- _DATA SECTION_
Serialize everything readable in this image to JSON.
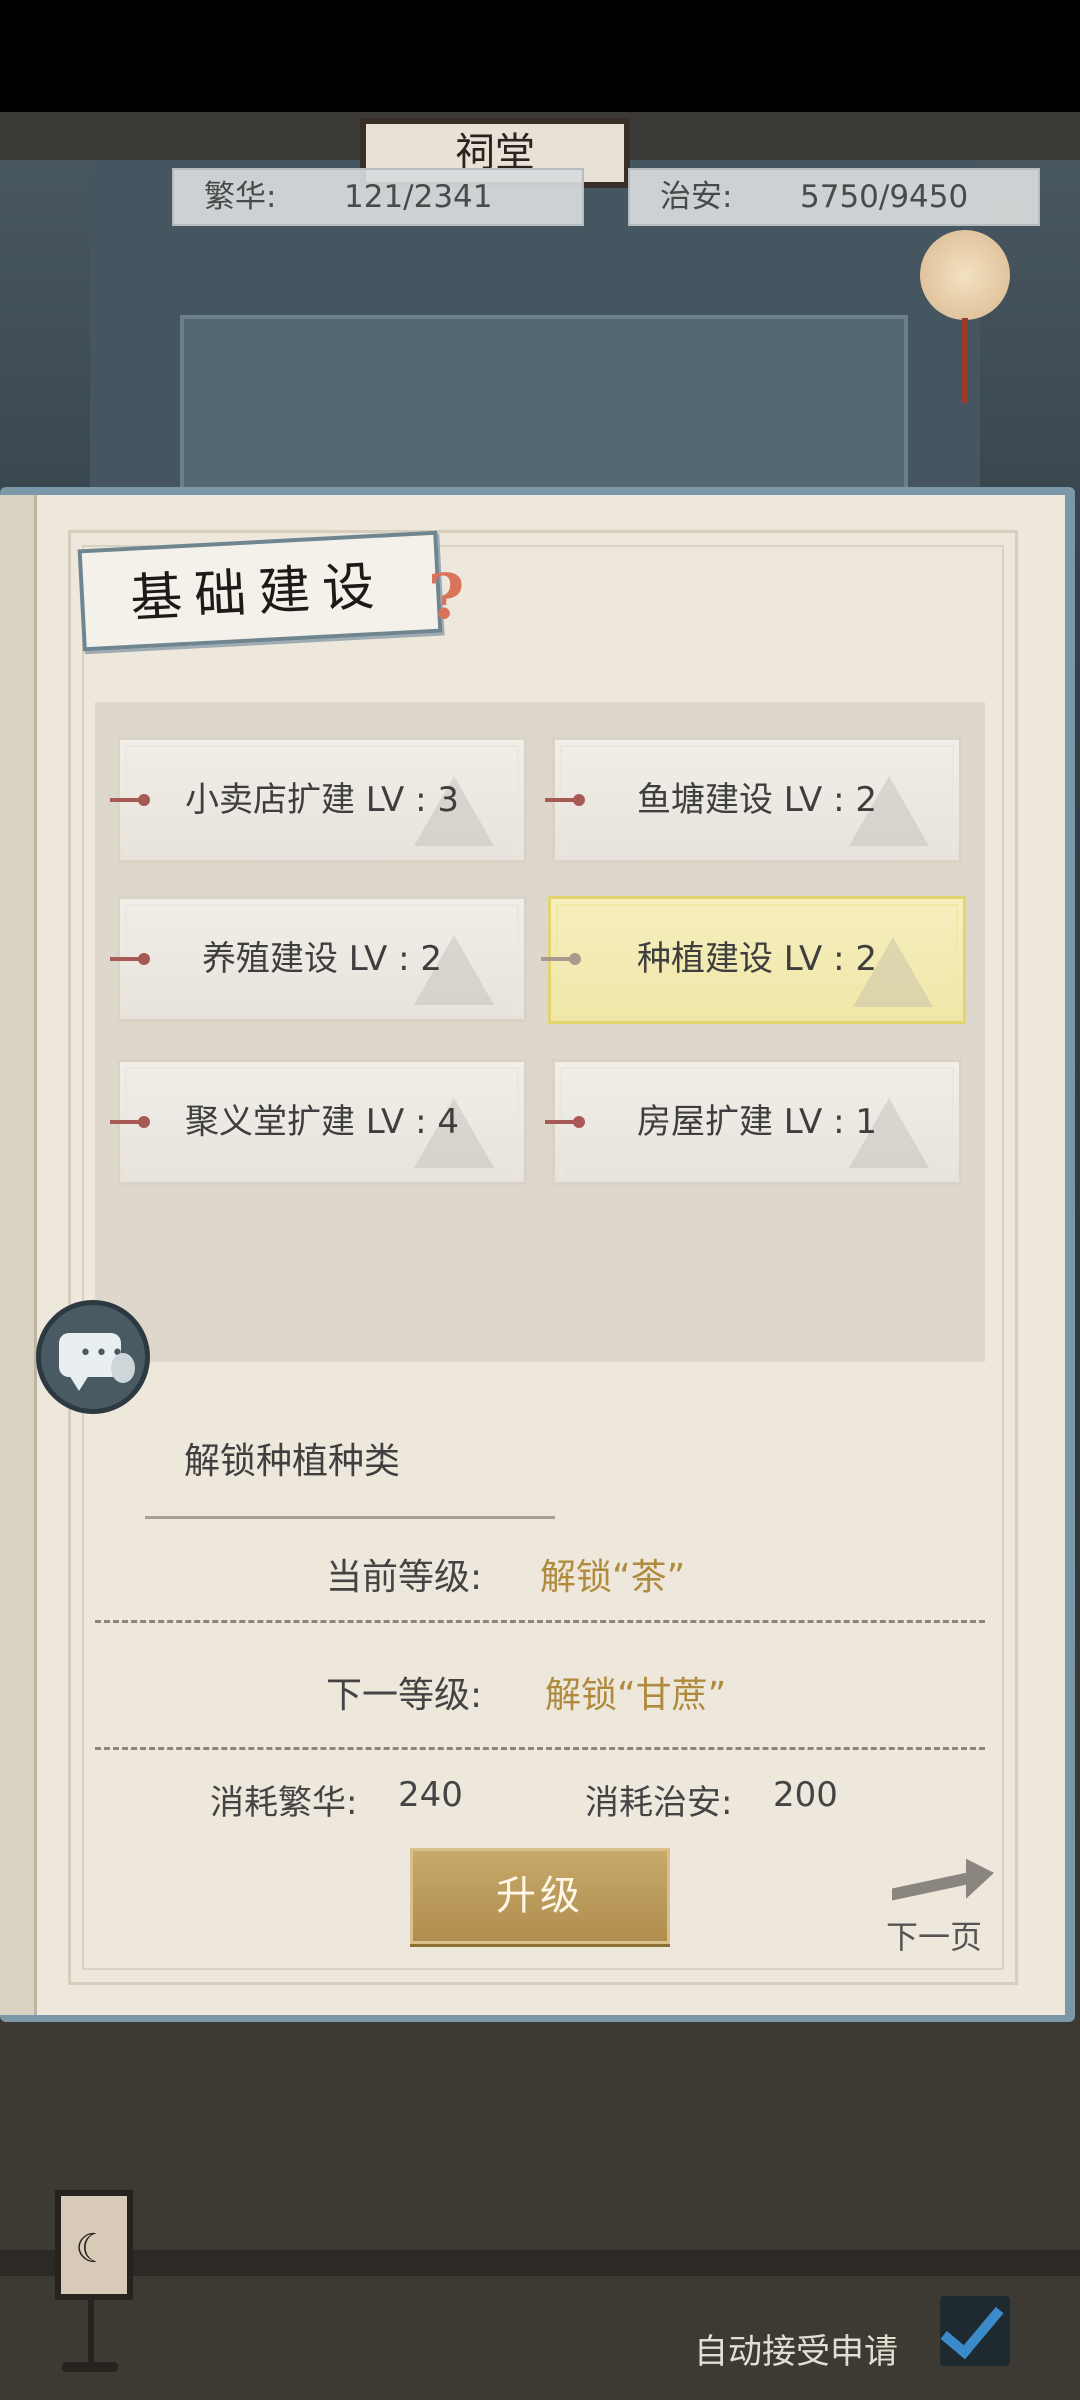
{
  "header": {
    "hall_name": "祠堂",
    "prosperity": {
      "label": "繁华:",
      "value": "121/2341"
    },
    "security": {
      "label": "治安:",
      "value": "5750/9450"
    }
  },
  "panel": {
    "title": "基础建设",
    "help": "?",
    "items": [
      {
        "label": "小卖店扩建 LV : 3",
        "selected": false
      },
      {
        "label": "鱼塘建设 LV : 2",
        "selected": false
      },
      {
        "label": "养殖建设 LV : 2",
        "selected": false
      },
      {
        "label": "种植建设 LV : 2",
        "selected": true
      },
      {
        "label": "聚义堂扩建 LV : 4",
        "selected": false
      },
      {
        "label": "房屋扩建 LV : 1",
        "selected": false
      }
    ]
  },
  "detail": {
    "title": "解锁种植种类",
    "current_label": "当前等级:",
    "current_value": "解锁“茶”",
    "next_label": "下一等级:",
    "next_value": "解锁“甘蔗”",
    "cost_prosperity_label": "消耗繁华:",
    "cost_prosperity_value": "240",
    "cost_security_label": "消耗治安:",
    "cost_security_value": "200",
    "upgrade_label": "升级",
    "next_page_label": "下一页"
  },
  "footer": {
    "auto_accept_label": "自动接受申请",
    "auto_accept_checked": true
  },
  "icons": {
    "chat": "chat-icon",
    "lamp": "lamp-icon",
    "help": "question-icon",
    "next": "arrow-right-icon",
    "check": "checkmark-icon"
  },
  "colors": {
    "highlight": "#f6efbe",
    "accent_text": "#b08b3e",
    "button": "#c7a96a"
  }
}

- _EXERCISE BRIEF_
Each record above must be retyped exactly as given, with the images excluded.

- _RESULT OF THE TASK_
Serialize everything readable in this image to JSON.
{
  "header": {
    "hall_name": "祠堂",
    "prosperity": {
      "label": "繁华:",
      "value": "121/2341"
    },
    "security": {
      "label": "治安:",
      "value": "5750/9450"
    }
  },
  "panel": {
    "title": "基础建设",
    "help": "?",
    "items": [
      {
        "label": "小卖店扩建 LV : 3",
        "selected": false
      },
      {
        "label": "鱼塘建设 LV : 2",
        "selected": false
      },
      {
        "label": "养殖建设 LV : 2",
        "selected": false
      },
      {
        "label": "种植建设 LV : 2",
        "selected": true
      },
      {
        "label": "聚义堂扩建 LV : 4",
        "selected": false
      },
      {
        "label": "房屋扩建 LV : 1",
        "selected": false
      }
    ]
  },
  "detail": {
    "title": "解锁种植种类",
    "current_label": "当前等级:",
    "current_value": "解锁“茶”",
    "next_label": "下一等级:",
    "next_value": "解锁“甘蔗”",
    "cost_prosperity_label": "消耗繁华:",
    "cost_prosperity_value": "240",
    "cost_security_label": "消耗治安:",
    "cost_security_value": "200",
    "upgrade_label": "升级",
    "next_page_label": "下一页"
  },
  "footer": {
    "auto_accept_label": "自动接受申请",
    "auto_accept_checked": true
  },
  "icons": {
    "chat": "chat-icon",
    "lamp": "lamp-icon",
    "help": "question-icon",
    "next": "arrow-right-icon",
    "check": "checkmark-icon"
  },
  "colors": {
    "highlight": "#f6efbe",
    "accent_text": "#b08b3e",
    "button": "#c7a96a"
  }
}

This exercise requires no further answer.